My friend Casey talks about “Moments of Grace,” and I think it’s a beautiful conception, one I want to share with all of you. It’s very relevant to taking risks in pursuing one’s passion because it answers the question, “How can I possibly change my life from this one to the one I want to have?”
A Moment of Grace is best understood as a door that quietly swings open just off to the side of our usual path. Inside the door we can catch a fleeting glimpse of ourselves. But not ourselves as we are, rather ourselves as we might be, if we were a little more healthy, a little more honest, a little more true. I guess you could say a Moment of Grace is a beckoning doorway to our potential, our calling, our passion.
For me, one such Moment of Grace happened when I was around thirty years old, and I was totally depressed and feeling lost in my life. I didn’t know why I was here, what I was supposed to be doing, or how to begin to figure anything like that out. I was getting drunk every day to deal with my pain and anxiety. One night, I think we were in a car driving somewhere, I was talking about this with my friend Kara. She simply said, “Maybe you ought to quit drinking.”
And I did.
Now, anyone who drinks too much, or loves someone who does, has heard or said those few words. And pretty much everyone knows that the most likely outcome is that the words will be ignored or dismissed. I said this same phrase to someone I love recently, and dismissal would have been a vast improvement over what happened.
But for some reason when Kara spoke those words to me, I became aware of a door slowly, quietly opening just off to the side of my usual path. And I caught a fleeting glimpse of myself inside that doorway, not me as I was, but me as I could become.
Kara’s words coincided with a Moment of Grace.
Casey says the Moments happen all the time, all around us. But most of the time we just walk right by them.
Maybe we’re too busy to notice them. They are off to the side, and we’re dashing from one place to another with our eyes locked on the next task to be accomplished. We don’t look from side to side, we’re moving so fast we’re watching our feet, making sure we don’t trip over anything unexpected. We’re fully committed to the hypnosis of our daily experience, and we don’t have the time for any distractions.
Or maybe we notice, but we are so wrapped up in responsibility that we are unable to fathom how others would live without our steady and predictable devotion. So we pass the Moments by, with deep regret and even resentment.
Or maybe we find ourselves bound by behaviors we’ve adopted to help us feel safe and secure. Maybe we’ve found it necessary to mitigate our experience of all this by medicating ourselves with drugs or alcohol, or sugar, or control, or food, or sex, or by working every waking minute. And maybe those behaviors feel like they are the only things making it possible for us to survive, to carry the burden of pain we have in our hearts. So we have to pass the Moments, pass up those apparitions of our potential, because walking through just one of those doorways would necessitate becoming more present, and we just can’t imagine how we could survive that.
But despite being too busy, despite subjugating ourselves to our responsibilities, despite our enslavement to our mitigating behaviors, the Moments of Grace keep happening.

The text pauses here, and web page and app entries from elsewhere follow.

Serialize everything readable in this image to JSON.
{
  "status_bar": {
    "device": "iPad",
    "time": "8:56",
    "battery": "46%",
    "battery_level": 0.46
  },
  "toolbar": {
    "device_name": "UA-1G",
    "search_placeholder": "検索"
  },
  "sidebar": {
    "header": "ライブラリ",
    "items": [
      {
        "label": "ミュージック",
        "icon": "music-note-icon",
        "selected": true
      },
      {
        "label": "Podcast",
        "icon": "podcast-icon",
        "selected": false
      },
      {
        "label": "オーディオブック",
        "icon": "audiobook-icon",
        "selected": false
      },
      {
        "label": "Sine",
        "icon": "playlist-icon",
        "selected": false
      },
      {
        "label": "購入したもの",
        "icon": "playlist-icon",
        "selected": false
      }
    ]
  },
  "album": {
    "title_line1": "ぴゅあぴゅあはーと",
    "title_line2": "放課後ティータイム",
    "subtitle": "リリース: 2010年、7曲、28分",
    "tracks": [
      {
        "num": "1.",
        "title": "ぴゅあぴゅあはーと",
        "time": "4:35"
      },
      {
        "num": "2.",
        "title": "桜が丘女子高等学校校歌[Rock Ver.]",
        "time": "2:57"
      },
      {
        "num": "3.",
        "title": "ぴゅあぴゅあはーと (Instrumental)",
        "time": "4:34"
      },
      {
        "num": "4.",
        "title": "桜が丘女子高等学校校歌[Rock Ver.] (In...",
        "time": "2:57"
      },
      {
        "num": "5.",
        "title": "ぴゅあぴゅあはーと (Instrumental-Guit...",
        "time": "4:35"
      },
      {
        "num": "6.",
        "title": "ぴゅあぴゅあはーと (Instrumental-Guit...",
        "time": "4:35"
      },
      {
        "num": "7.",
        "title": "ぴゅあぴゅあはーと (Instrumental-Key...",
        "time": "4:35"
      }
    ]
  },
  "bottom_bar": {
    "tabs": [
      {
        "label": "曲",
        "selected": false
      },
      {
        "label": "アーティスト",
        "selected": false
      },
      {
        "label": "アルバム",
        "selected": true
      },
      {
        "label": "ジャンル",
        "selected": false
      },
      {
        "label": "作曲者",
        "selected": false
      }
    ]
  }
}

All around us. All the time.
That’s the thing about Grace, there’s no stopping its invitation.
Grace is the short answer to the question, “How can I change my life from this one to the one I want to have?”
I believe that the reason we were each given the opportunity to live is to be found in the pursuit of our passion. Because our passion can be best understood as our own magnetic north, drawing us like a compass needle toward becoming what we alone were created to become. And All That Is will not rest in fulfillment until each of us has found our true expression.
So next time you start to think about what you are passionate about, and you wish you could find some way to move toward it, through all those things that get in your way, I hope you’ll remember that Casey’s “Moments of Grace” are happening all around you, all the time. And all you have to do is start to pay attention, and pretty soon you’ll glimpse one of those beckoning doorways, and when the time is right, I just know you will let Grace draw you through.
Marg Herder is a writer, sound artist, photographer, and web designer. She serves as the Director of Public Information for Christian Feminism Today. More of her creative work can be found on her website, margherder.com. She is the author of the blog, Where She Is, on Christian Feminism Today. She is one of the panelists for the November 7, 2013, Spirit & Place event, The Risk of Pursuing Your Passion. The event is free and open to the public. It will be held at the First Mennonite Church, 4601 Knollton Rd, Indianapolis, IN, 46228. Doors open at 6:30 pm, event begins at 7:00 pm.